Debra Monroe is the author of seven books and the editor of one anthology.
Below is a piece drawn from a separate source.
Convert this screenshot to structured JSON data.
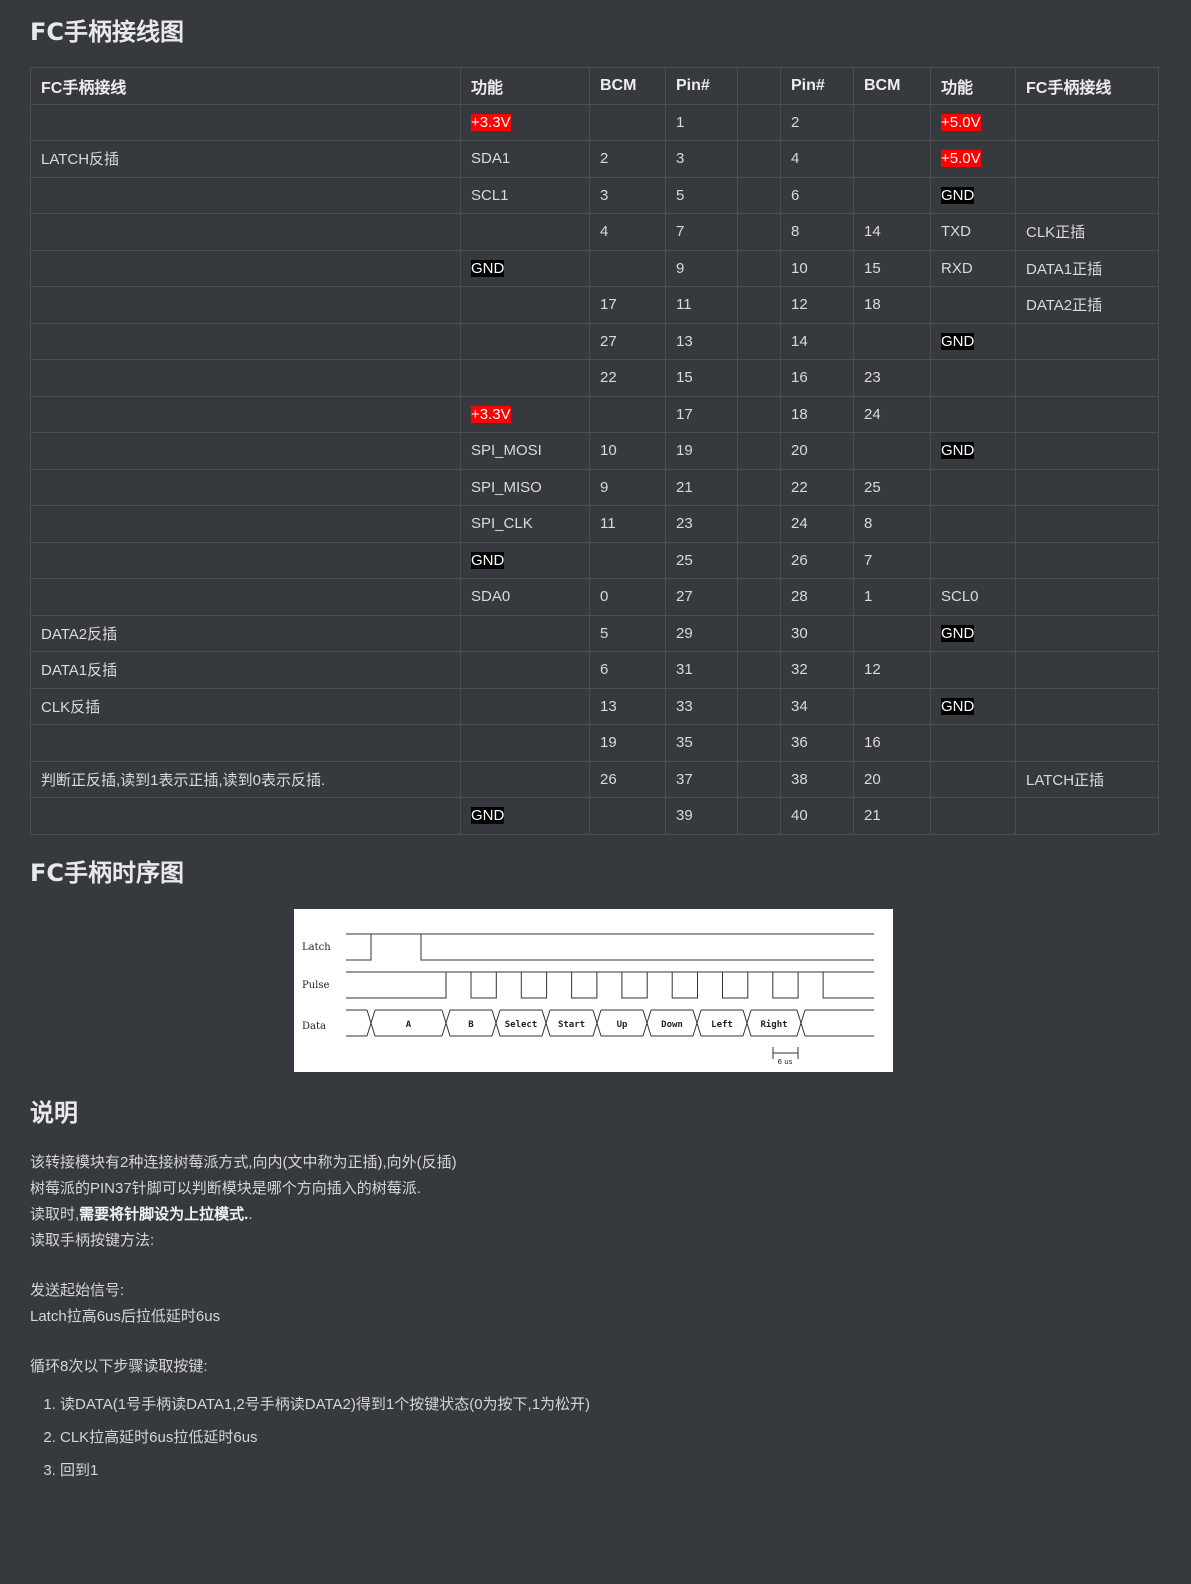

Her first collection of stories The Source of Trouble was “a fierce debut” (Kirkus Reviews) that won the Flannery O’Connor Award. Her second collection A Wild, Cold State was widely reviewed and described by The Boston Globe as “fine and funky, marbled with warmth and romantic confusion but not a hint of sentimentality.” The Washington Post described her first novel Newfangled as “rangy, thoughtful, ambitious, and widely, wildly knowledgeable.” Her next novel Shambles was praised by the Texas Observer for “the heartbreaking particularity of the hellholes, real and imagined, that make this a novel of graceful ease and substance.” Her first memoir On the Outskirts of Normal was published to national acclaim: “Candid about men, mothering, racism, and her own flaws, she shows that it’s possible to create something beautiful out of a tattered past” (People). Her next memoir My Unsentimental Education was lauded as a female picaresque told with “consummate control and aphoristic wit” (Phillip Lopate), “full of wit and humor” (San Francisco Chronicle), a “perceptive, funny-sad” account of its author’s sexual and intellectual awakening (Chicago Tribune).
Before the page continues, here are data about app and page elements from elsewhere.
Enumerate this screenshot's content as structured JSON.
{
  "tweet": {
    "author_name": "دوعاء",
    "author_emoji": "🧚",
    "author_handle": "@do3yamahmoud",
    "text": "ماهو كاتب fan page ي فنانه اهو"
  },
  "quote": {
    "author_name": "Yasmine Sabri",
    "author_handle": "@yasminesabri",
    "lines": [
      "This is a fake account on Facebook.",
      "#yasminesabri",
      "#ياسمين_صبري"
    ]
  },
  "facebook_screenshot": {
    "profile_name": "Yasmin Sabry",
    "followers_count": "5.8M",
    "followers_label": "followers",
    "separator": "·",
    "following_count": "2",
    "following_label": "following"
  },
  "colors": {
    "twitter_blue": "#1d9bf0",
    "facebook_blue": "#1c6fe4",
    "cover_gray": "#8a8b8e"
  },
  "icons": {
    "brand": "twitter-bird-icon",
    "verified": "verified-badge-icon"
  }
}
Her book of essays It Takes a Worried Woman, with its “introspective honesty about love, marriage, parenting, acquaintance rape, hate crimes, the COVID pandemic, and worry itself, its value and its cost” (David Jauss), is at times lyrical, darkly funny, dense with history, an improbable mix of intimacy and intellect. “Even deeply injurious events are integrated by the courage and intelligence of this writer” (Richard Hoffman).
Debra Monroe’s work has long been admired for “prose that shimmers like a jazz solo” (Jonis Agee) and its singular perspective: “Her characters. . .have big hearts and hard edges and purely unique ways of opening themselves up for our inspection” (Antonya Nelson). Her stories and essays have been published in dozens of literary journals. Her books have appeared on Best Ten lists in many venues, including The Barnes & Noble Review, Elle, Vanity Fair, and O, the Oprah Magazine. Her nonfiction has appeared in The New York Times, Longreads, Guernica, The American Scholar, and Salon. She lives in Austin, Texas, and teaches in the MFA Program and Honors College at Texas State University.